One of my favourite experiences in Berlin was doing the annual Good Friday cold plunge at Lake Wannsee. Every year, this lake in Berlin opens for the season on Good Friday, and offers free admission and saunas for those who are brave enough to test the waters. I took the trip over with my friend Rachel. We ran into the water and plunged; as the water rushed over my head, I thought that I had never been colder in my life. However, my head was so clear and I felt so awake. We enjoyed the best burgers and fries on the side of the lake, and will not forget this experience!

Another one of my favourite experiences was going to the Cherry Blossom Festival at the Gardens of the World. It took a really long time to get there, but it was so worth it. The gardens were so beautiful, and they had food, vendors, and performances from Korean, Chinese and Japanese cultures. My friend Katrina and I ate delicious pork buns and walked around and enjoyed all of the flowers. Instead of taking the bus back to the train home, we took cable transport over this huge park, giving us spectacular views of Berlin and the gardens we had just visited. It was beyond beautiful.

-Which advice could you give to a student that is thinking of studying abroad?

 Every student should absolutely study abroad. I would not change this experience for the world. If I were to give a future student some advice, it would be to always keep track of what you have on you. While I've been here, I have had my phone stolen twice. This was definitely not an ideal experience- but if it does happen, you can buy refurbished iphones from apple, which is a cheaper and more sustainable option! 

In terms of more real advice, my advice to a student studying abroad would be to leap into every opportunity that comes. Don't forget to take time for yourself, but make sure you are getting outside your comfort zone.

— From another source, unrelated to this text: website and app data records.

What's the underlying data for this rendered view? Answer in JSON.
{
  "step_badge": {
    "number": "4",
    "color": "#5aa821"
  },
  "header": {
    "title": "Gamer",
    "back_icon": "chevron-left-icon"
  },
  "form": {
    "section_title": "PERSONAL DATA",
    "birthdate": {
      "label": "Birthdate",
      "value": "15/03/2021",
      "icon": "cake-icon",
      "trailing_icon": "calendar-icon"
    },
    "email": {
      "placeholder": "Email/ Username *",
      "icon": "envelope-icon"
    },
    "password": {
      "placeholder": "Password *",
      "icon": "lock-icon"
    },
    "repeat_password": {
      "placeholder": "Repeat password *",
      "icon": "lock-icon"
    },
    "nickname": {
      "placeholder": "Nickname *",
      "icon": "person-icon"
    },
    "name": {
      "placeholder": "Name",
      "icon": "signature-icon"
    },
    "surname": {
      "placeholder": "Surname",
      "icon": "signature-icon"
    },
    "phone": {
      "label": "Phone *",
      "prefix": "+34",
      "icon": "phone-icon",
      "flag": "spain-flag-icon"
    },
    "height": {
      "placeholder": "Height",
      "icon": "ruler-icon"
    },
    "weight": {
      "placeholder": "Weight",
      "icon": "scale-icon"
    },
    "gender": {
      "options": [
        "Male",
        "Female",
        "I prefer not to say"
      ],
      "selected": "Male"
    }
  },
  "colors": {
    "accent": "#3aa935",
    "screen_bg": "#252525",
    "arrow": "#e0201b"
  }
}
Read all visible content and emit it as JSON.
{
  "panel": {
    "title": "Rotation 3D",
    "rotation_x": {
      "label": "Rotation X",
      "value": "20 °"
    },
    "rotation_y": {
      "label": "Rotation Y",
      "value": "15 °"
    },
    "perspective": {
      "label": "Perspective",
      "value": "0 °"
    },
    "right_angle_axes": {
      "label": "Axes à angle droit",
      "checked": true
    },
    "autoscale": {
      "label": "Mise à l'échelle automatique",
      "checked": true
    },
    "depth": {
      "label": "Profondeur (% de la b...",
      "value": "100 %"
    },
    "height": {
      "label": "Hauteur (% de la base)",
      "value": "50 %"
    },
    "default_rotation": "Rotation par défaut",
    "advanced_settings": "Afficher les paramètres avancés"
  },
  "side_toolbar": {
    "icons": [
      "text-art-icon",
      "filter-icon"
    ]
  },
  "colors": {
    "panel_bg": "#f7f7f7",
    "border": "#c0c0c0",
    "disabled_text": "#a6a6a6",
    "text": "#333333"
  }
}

The moments where you are the most uncomfortable are those which will be the most worthwhile in the end.